It’s not clear why these domains disappear and the authors of the article stress that follow-up research is required to find out more. It would not be a surprise, however, if many of these are related to spam or scams that rely on temporary search engine traffic. 

Finally, the article also observed worrying activity carried out by copyright holders. For example, some use seemingly fabricated URLs, as we have highlighted in the past, while others send hundreds of duplicate notices. 

All in all the research should help to provide a better understanding of how takedown requests impact various stakeholders. This type of transparency is essential to improve procedures for the senders, but also to prevent abuse.

“Transparency is critical and, as a society, it is important to know how and why information is filtered. This is particularly the case as we have found that these mechanisms might not be always used wisely,” the researchers conclude. 

Source: TF, for the latest info on copyright, file-sharing, torrent sites and more. We also have VPN reviews, discounts, offers and coupons.

Police Arrest Suspected Member of TheDarkOverlord Hacking Group

Post Syndicated from Andy original https://torrentfreak.com/police-arrest-suspected-member-of-the-dark-overlord-hacking-group-180517/

In April 2017, the first episode of the brand new season of Netflix’s Orange is the New Black was uploaded to The Pirate Bay, months ahead of its official release date.

The leak was the work of a hacking entity calling itself TheDarkOverlord (TDO). One of its members had contacted TorrentFreak months earlier claiming that the content was in its hands but until the public upload, nothing could be confirmed.

TDO told us it had obtained the episodes after hacking the systems of Hollywood-based Larson Studios, an ADR (additional dialogue recorded) studio, back in 2016. TDO had attempted to blackmail the company into paying a bitcoin ransom but when it wasn’t forthcoming, TDO pressed the nuclear button.

Netflix responded by issuing a wave of takedown notices but soon TDO moved onto a new target. In June 2017, TDO followed up on an earlier threat to leak content owned by ABC.

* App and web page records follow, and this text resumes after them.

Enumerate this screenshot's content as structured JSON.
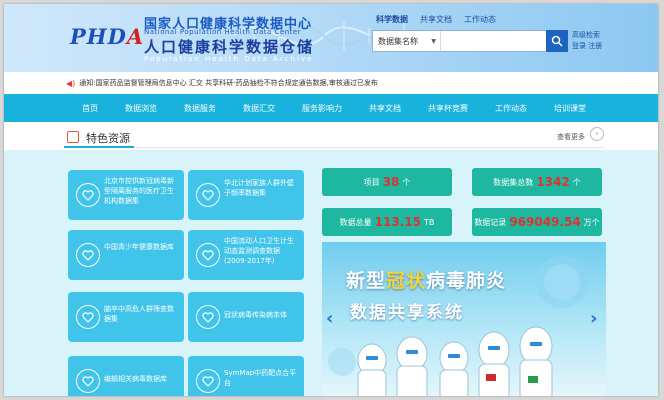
{
  "header": {
    "logo_main": "PHD",
    "logo_accent": "A",
    "title_cn_1": "国家人口健康科学数据中心",
    "title_en_1": "National Population Health Data Center",
    "title_cn_2": "人口健康科学数据仓储",
    "title_en_2": "Population Health Data Archive",
    "toplinks": [
      "科学数据",
      "共享文档",
      "工作动态"
    ],
    "search": {
      "scope": "数据集名称",
      "placeholder": ""
    },
    "user": {
      "line1": "高级检索",
      "line2": "登录 注册"
    }
  },
  "notice": {
    "text": "通知:国家药品监督管理局信息中心 汇交 共享科研-药品抽检不符合规定通告数据,审核通过已发布"
  },
  "nav": {
    "items": [
      "首页",
      "数据浏览",
      "数据服务",
      "数据汇交",
      "服务影响力",
      "共享文档",
      "共享杯竞赛",
      "工作动态",
      "培训课堂"
    ]
  },
  "section": {
    "title": "特色资源",
    "more": "查看更多"
  },
  "cards": [
    {
      "label": "北京市控供新冠病毒新型隔离服务的医疗卫生机构数据集"
    },
    {
      "label": "华北计划家族人群外壁子频率数据集"
    },
    {
      "label": "中国青少年健康数据库"
    },
    {
      "label": "中国流动人口卫生计生动态监测调查数据(2009-2017年)"
    },
    {
      "label": "脑卒中高危人群筛查数据集"
    },
    {
      "label": "冠状病毒传染病本体"
    },
    {
      "label": "编辑相关病毒数据库"
    },
    {
      "label": "SymMap中药靶点合平台"
    }
  ],
  "stats": [
    {
      "label": "项目",
      "value": "38",
      "unit": "个"
    },
    {
      "label": "数据集总数",
      "value": "1342",
      "unit": "个"
    },
    {
      "label": "数据总量",
      "value": "113.15",
      "unit": "TB"
    },
    {
      "label": "数据记录",
      "value": "969049.54",
      "unit": "万个"
    }
  ],
  "banner": {
    "line1_normal": "新型",
    "line1_highlight": "冠状",
    "line1_rest": "病毒肺炎",
    "line2": "数据共享系统"
  },
  "colors": {
    "nav_bg": "#18b2dc",
    "card_bg": "#40c4ea",
    "stat_bg": "#1eb8a1",
    "stat_num": "#e03131",
    "content_bg": "#d9f3fb"
  },
  "icons": {
    "search": "search-icon",
    "card": "heart-icon",
    "arrow_left": "chevron-left-icon",
    "arrow_right": "chevron-right-icon"
  }
}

But while TDO was perhaps best known for its video-leaking exploits, the group’s core ‘business’ was hacking what many perceived to be softer targets. TDO ruthlessly slurped confidential data from weakly protected computer systems at medical facilities, private practices, and businesses large and small.

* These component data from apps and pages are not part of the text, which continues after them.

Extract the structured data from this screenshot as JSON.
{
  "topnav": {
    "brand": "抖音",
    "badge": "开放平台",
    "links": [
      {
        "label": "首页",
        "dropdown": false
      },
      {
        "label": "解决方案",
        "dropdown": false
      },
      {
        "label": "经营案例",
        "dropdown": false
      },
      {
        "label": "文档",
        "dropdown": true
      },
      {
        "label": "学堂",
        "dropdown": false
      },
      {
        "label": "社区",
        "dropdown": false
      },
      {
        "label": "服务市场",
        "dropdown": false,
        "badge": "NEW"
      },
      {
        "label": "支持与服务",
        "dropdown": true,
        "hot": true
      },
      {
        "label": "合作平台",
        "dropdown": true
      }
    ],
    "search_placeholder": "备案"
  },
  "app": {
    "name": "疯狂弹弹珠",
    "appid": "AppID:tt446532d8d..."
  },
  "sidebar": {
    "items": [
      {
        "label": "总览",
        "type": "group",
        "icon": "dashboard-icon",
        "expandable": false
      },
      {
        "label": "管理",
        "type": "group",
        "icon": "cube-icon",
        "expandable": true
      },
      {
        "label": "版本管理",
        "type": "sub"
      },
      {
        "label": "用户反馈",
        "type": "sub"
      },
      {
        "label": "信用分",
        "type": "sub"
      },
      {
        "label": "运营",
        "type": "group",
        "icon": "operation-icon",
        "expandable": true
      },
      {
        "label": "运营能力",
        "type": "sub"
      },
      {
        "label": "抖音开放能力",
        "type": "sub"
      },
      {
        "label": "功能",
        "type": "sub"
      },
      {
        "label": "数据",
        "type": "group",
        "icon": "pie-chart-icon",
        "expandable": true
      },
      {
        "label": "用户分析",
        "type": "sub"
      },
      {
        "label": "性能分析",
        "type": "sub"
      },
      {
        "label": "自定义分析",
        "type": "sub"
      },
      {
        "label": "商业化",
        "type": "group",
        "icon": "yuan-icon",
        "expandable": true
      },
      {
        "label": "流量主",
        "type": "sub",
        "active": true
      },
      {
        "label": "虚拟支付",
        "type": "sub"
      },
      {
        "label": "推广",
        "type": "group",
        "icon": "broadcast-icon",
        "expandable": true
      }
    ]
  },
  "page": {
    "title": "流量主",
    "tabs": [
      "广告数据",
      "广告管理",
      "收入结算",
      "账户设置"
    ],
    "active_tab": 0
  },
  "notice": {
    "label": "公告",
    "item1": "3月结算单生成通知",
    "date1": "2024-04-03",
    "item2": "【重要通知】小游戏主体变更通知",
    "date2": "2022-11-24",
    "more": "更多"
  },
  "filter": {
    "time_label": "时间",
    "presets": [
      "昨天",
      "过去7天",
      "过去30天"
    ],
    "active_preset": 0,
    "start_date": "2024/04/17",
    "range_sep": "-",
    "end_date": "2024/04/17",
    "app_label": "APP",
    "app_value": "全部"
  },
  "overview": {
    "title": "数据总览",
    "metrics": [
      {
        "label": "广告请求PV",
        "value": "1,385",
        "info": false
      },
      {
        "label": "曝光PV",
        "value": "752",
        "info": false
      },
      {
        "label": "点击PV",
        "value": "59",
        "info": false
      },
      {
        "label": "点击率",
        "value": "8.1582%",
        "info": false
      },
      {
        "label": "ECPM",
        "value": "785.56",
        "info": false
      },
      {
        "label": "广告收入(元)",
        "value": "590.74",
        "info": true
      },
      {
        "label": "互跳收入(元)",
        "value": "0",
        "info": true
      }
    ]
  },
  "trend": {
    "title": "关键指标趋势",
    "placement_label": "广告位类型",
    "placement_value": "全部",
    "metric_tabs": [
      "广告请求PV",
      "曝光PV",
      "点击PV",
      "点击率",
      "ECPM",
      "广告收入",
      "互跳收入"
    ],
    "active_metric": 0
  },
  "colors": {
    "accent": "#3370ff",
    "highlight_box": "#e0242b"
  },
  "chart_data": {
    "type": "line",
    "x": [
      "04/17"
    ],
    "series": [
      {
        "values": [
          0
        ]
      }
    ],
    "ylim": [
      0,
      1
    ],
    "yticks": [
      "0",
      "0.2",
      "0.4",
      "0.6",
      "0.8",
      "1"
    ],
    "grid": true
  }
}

In each case, the group demanded ransoms in exchange for silence and leaked sensitive data to the public if none were paid. With dozens of known targets, TDO found itself at the center of an international investigation, led by the FBI. That now appears to have borne some fruit, with the arrest of an individual in Serbia.

Serbian police say that members of its Ministry of Internal Affairs, Criminal Police Directorate (UCC), in coordination with the Special Prosecution for High-Tech Crime, have taken action against a suspected member of TheDarkOverlord group.

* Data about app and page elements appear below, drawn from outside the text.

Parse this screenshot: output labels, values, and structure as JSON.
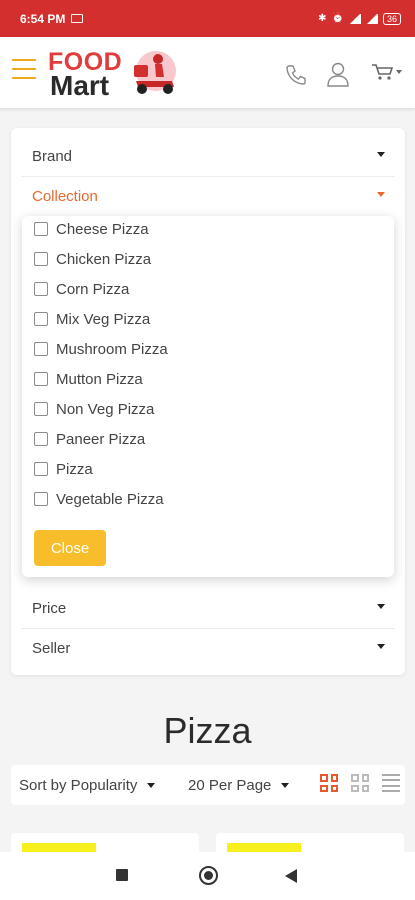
{
  "status_bar": {
    "time": "6:54 PM",
    "battery": "36"
  },
  "header": {
    "logo_line1": "FOOD",
    "logo_line2": "Mart",
    "icons": [
      "hamburger-menu-icon",
      "phone-icon",
      "user-icon",
      "cart-icon"
    ],
    "colors": {
      "hamburger": "#f0a81d",
      "logo_red": "#e23b3b"
    }
  },
  "filters": {
    "rows": [
      {
        "label": "Brand"
      },
      {
        "label": "Collection",
        "active": true
      },
      {
        "label": "Price"
      },
      {
        "label": "Seller"
      }
    ],
    "collection_options": [
      {
        "label": "Cheese Pizza",
        "checked": false
      },
      {
        "label": "Chicken Pizza",
        "checked": false
      },
      {
        "label": "Corn Pizza",
        "checked": false
      },
      {
        "label": "Mix Veg Pizza",
        "checked": false
      },
      {
        "label": "Mushroom Pizza",
        "checked": false
      },
      {
        "label": "Mutton Pizza",
        "checked": false
      },
      {
        "label": "Non Veg Pizza",
        "checked": false
      },
      {
        "label": "Paneer Pizza",
        "checked": false
      },
      {
        "label": "Pizza",
        "checked": false
      },
      {
        "label": "Vegetable Pizza",
        "checked": false
      }
    ],
    "close_label": "Close",
    "colors": {
      "active": "#e86a2f",
      "close_button": "#f8bd2a"
    }
  },
  "main": {
    "title": "Pizza",
    "sort_label": "Sort by Popularity",
    "per_page_label": "20 Per Page",
    "view_modes": [
      "grid-view-icon",
      "compact-grid-view-icon",
      "list-view-icon"
    ],
    "active_view": "grid-view-icon"
  },
  "nav_bar": {
    "icons": [
      "recent-apps-icon",
      "home-icon",
      "back-icon"
    ]
  }
}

Police say they tracked down a Belgrade resident, who was arrested and taken into custody. Identified only by the initials “S.S”, police say the individual was born in 1980 but have released no further personal details. A search of his apartment and other locations led to the seizure of items of digital equipment.

“According to the order of the Special Prosecutor’s Office for High-Tech Crime, criminal charges will be brought against him because of the suspicion that he committed the criminal offense of unauthorized access to a protected computer, computer networks and electronic processing, and the criminal offense of extortion,” a police statement reads.

In earlier correspondence with TF, the TDO member always gave the impression of working as part of a team but we only had a single contact point which appeared to be the same person. However, Serbian authorities say the larger investigation is aimed at uncovering “a large number of people” who operate under the banner of “TheDarkOverlord”.

Since June 2016, the group is said to have targeted at least 50 victims while demanding bitcoin ransoms to avoid disclosure of their content. Serbian authorities say that on the basis of available data, TDO received payments of more than $275,000.

Source: TF, for the latest info on copyright, file-sharing, torrent sites and more. We also have VPN reviews, discounts, offers and coupons.